⟨

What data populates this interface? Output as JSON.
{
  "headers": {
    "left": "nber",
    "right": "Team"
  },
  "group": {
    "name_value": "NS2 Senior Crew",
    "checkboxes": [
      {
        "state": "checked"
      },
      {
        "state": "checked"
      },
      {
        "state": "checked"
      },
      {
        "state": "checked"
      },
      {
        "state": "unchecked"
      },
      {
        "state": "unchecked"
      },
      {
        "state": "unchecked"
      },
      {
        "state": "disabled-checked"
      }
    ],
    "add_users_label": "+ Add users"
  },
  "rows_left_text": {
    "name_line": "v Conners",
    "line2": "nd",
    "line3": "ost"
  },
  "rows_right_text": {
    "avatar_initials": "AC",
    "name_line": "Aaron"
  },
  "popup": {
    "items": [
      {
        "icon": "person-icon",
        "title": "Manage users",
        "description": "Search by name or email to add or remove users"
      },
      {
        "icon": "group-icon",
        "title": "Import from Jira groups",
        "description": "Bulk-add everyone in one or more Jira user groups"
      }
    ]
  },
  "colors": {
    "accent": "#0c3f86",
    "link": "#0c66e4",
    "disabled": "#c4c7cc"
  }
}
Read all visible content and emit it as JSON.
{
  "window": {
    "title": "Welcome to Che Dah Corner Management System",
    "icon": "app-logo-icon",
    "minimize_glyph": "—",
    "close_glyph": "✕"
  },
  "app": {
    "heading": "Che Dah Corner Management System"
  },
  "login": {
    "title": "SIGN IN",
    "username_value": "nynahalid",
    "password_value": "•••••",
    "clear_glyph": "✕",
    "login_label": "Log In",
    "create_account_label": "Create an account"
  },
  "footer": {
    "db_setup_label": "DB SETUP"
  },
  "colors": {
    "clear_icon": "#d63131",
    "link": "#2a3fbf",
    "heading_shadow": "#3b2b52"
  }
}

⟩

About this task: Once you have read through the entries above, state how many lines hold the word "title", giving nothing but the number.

Worked solution: 4